Video is an increasingly pervasive theme at Mobile World Congress (MWC). Considering that mobile video consumption is is rising so dramatically, this is hardly a surprise. According to Cisco’s latest report, mobile video traffic accounted for 60% of all mobile data traffic in 2016. This is set to rise further, with Cisco anticipating three quarters of the world’s mobile data traffic to be video by 2021.
With more providers realising that a big part of that viewing is happening on mobile devices, we are beginning to see content being adapted to better suit a smaller screen. Just as we have seen with mobile-friendly websites, this is likely to be an important factor for content providers, ensuring viewers can get a similar viewing experience by adapting that content. From a content provider’s point of view this means a need for even more versions and managing these effectively, ensuring the right version is delivered to the right platform, will become even more crucial.

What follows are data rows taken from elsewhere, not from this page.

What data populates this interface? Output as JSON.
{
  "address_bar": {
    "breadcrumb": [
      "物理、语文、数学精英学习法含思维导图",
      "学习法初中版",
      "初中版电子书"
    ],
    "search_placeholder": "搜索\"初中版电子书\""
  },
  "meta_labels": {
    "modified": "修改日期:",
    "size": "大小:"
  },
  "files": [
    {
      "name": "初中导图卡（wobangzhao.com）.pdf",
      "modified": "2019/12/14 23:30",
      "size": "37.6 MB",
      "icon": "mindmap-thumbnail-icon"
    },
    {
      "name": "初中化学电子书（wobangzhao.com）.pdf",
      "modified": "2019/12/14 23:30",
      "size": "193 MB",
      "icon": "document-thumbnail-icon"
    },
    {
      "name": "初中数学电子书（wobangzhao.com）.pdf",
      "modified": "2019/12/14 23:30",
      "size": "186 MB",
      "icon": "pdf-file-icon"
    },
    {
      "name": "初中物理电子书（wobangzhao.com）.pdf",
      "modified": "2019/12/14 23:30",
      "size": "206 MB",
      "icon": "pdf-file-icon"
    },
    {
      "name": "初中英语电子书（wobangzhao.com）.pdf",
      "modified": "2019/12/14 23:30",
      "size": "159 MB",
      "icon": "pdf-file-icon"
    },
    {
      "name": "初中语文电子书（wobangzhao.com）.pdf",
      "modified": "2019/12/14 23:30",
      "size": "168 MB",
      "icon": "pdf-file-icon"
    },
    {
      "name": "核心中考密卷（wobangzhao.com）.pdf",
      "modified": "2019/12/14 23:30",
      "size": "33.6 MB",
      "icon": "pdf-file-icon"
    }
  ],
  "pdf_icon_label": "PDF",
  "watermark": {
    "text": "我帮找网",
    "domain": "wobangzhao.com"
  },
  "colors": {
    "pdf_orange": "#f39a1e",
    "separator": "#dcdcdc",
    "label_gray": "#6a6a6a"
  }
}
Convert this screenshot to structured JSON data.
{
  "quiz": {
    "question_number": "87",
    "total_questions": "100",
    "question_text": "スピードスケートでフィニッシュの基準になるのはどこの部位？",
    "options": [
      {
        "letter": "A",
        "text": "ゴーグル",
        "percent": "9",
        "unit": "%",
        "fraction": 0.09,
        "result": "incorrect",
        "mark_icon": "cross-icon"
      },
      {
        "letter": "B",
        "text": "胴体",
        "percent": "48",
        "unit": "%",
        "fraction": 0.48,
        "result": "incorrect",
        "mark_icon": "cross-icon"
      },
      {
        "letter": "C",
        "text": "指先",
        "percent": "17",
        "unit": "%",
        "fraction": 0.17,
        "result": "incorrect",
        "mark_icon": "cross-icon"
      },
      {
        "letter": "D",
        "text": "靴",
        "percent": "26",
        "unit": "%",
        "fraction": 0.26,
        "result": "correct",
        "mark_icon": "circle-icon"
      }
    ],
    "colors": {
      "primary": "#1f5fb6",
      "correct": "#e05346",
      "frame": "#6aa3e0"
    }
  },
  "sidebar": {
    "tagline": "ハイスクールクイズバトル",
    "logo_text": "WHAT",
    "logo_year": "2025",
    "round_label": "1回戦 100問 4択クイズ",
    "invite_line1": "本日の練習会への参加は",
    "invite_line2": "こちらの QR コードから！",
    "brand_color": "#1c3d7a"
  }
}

What we are also witnessing is an increase in the use of mobile devices for content discovery, not just consumption. Quite often the downfall of Smart TV Video-On-Demand (VOD) apps is the user experience and discovery of content. Flicking through masses of different video choices using a remote control can be cumbersome and frustrating. Many consumers are instead turning to companion apps that allow them to flick through the content on their mobile device. Once they find the right content, they can simply select it and watch if start playing on the TV. Essentially, it all comes back to the user experience. Content providers need to make it as easy and natural as possible for consumers to both discover and consume the videos they want to watch. Mobile devices are key to enabling that.
With all the excitement and ambition around Virtual Reality (VR), mobile is also playing an important role, providing VR-style content to a much wider audience. There is no denying that watching a film or perhaps a football match with a virtual reality headset on is pretty cool, at least in principle. However, is it cool enough to warrant buying an expensive headset, especially as there is currently simply not much content out there yet? However, grab your mobile and watch in 360 and you can still get some of that same functionality and feeling, without the need to buy additional expensive hardware. OK, it’s not quite the same, but mobile 360 viewing has already proven to be a key driver for more VR content, as viewing that same content on a mobile device is achievable for the masses. According to ABI Research, mobile VR has built a solid foundation for the overall market. As more VR content becomes available, that may well in turn drive sales of VR headsets of course. Indeed, ABI Research comments that standalone VR devices will eventually be what drives the VR industry, with shipments expected to reach 110 million by 2021. In the next five years, the number of standalone VR devices is likely to equal that of mobile VR. Yet, it is clear that mobile has had, and will continue to have an important role to play for VR and we are beginning to see some compelling content emerge, thanks largely to the consumption of VR on mobile devices.
With all that in mind I look forward to joining the Accedo team and heading to MWC next week. I’m especially interested in seeing mobile video taking centre stage, as well as seeing the multitude of mobile innovations that will make video consumption and discovery on mobile devices even better.
To find out how to make mobile a part of your video strategy, get in touch to meet us there.